Content starts

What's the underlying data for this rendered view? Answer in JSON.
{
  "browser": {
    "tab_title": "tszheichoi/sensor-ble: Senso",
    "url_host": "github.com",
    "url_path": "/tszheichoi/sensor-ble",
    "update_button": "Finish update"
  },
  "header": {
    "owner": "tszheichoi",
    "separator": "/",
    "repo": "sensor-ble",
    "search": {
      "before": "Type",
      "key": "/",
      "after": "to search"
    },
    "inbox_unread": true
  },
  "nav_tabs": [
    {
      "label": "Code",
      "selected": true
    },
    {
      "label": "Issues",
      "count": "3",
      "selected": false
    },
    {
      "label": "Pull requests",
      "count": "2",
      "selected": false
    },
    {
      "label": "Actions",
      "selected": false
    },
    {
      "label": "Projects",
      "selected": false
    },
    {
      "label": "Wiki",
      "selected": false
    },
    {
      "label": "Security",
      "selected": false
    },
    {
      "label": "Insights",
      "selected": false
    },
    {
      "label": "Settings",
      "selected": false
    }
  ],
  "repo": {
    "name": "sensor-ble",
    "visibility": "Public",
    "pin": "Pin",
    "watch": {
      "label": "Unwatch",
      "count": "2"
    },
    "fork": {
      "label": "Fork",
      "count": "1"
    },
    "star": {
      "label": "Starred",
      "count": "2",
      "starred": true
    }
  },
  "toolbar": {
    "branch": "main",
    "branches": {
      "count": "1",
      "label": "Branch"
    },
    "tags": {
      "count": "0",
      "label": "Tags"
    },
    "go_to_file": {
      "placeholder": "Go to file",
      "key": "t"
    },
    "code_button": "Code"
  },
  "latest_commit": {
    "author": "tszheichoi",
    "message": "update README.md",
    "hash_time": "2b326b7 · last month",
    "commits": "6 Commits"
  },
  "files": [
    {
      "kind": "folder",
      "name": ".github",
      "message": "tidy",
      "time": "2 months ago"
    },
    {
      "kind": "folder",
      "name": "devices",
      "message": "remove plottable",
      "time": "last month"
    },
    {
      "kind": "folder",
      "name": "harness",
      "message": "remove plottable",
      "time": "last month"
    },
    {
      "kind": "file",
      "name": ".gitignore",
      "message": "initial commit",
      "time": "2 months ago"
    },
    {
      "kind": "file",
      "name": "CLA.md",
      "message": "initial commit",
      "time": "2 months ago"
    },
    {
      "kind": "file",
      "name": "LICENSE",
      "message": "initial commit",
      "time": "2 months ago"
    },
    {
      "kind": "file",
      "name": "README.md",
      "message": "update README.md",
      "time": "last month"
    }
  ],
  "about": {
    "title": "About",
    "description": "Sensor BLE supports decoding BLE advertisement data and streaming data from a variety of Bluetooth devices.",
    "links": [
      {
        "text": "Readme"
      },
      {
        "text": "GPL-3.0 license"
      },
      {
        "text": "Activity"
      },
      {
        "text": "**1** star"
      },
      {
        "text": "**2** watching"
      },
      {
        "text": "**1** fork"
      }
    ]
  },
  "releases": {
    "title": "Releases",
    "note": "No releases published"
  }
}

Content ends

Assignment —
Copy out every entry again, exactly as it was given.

Answer for the task —
What's the underlying data for this rendered view? Answer in JSON.
{
  "browser": {
    "tab_title": "tszheichoi/sensor-ble: Senso",
    "url_host": "github.com",
    "url_path": "/tszheichoi/sensor-ble",
    "update_button": "Finish update"
  },
  "header": {
    "owner": "tszheichoi",
    "separator": "/",
    "repo": "sensor-ble",
    "search": {
      "before": "Type",
      "key": "/",
      "after": "to search"
    },
    "inbox_unread": true
  },
  "nav_tabs": [
    {
      "label": "Code",
      "selected": true
    },
    {
      "label": "Issues",
      "count": "3",
      "selected": false
    },
    {
      "label": "Pull requests",
      "count": "2",
      "selected": false
    },
    {
      "label": "Actions",
      "selected": false
    },
    {
      "label": "Projects",
      "selected": false
    },
    {
      "label": "Wiki",
      "selected": false
    },
    {
      "label": "Security",
      "selected": false
    },
    {
      "label": "Insights",
      "selected": false
    },
    {
      "label": "Settings",
      "selected": false
    }
  ],
  "repo": {
    "name": "sensor-ble",
    "visibility": "Public",
    "pin": "Pin",
    "watch": {
      "label": "Unwatch",
      "count": "2"
    },
    "fork": {
      "label": "Fork",
      "count": "1"
    },
    "star": {
      "label": "Starred",
      "count": "2",
      "starred": true
    }
  },
  "toolbar": {
    "branch": "main",
    "branches": {
      "count": "1",
      "label": "Branch"
    },
    "tags": {
      "count": "0",
      "label": "Tags"
    },
    "go_to_file": {
      "placeholder": "Go to file",
      "key": "t"
    },
    "code_button": "Code"
  },
  "latest_commit": {
    "author": "tszheichoi",
    "message": "update README.md",
    "hash_time": "2b326b7 · last month",
    "commits": "6 Commits"
  },
  "files": [
    {
      "kind": "folder",
      "name": ".github",
      "message": "tidy",
      "time": "2 months ago"
    },
    {
      "kind": "folder",
      "name": "devices",
      "message": "remove plottable",
      "time": "last month"
    },
    {
      "kind": "folder",
      "name": "harness",
      "message": "remove plottable",
      "time": "last month"
    },
    {
      "kind": "file",
      "name": ".gitignore",
      "message": "initial commit",
      "time": "2 months ago"
    },
    {
      "kind": "file",
      "name": "CLA.md",
      "message": "initial commit",
      "time": "2 months ago"
    },
    {
      "kind": "file",
      "name": "LICENSE",
      "message": "initial commit",
      "time": "2 months ago"
    },
    {
      "kind": "file",
      "name": "README.md",
      "message": "update README.md",
      "time": "last month"
    }
  ],
  "about": {
    "title": "About",
    "description": "Sensor BLE supports decoding BLE advertisement data and streaming data from a variety of Bluetooth devices.",
    "links": [
      {
        "text": "Readme"
      },
      {
        "text": "GPL-3.0 license"
      },
      {
        "text": "Activity"
      },
      {
        "text": "**1** star"
      },
      {
        "text": "**2** watching"
      },
      {
        "text": "**1** fork"
      }
    ]
  },
  "releases": {
    "title": "Releases",
    "note": "No releases published"
  }
}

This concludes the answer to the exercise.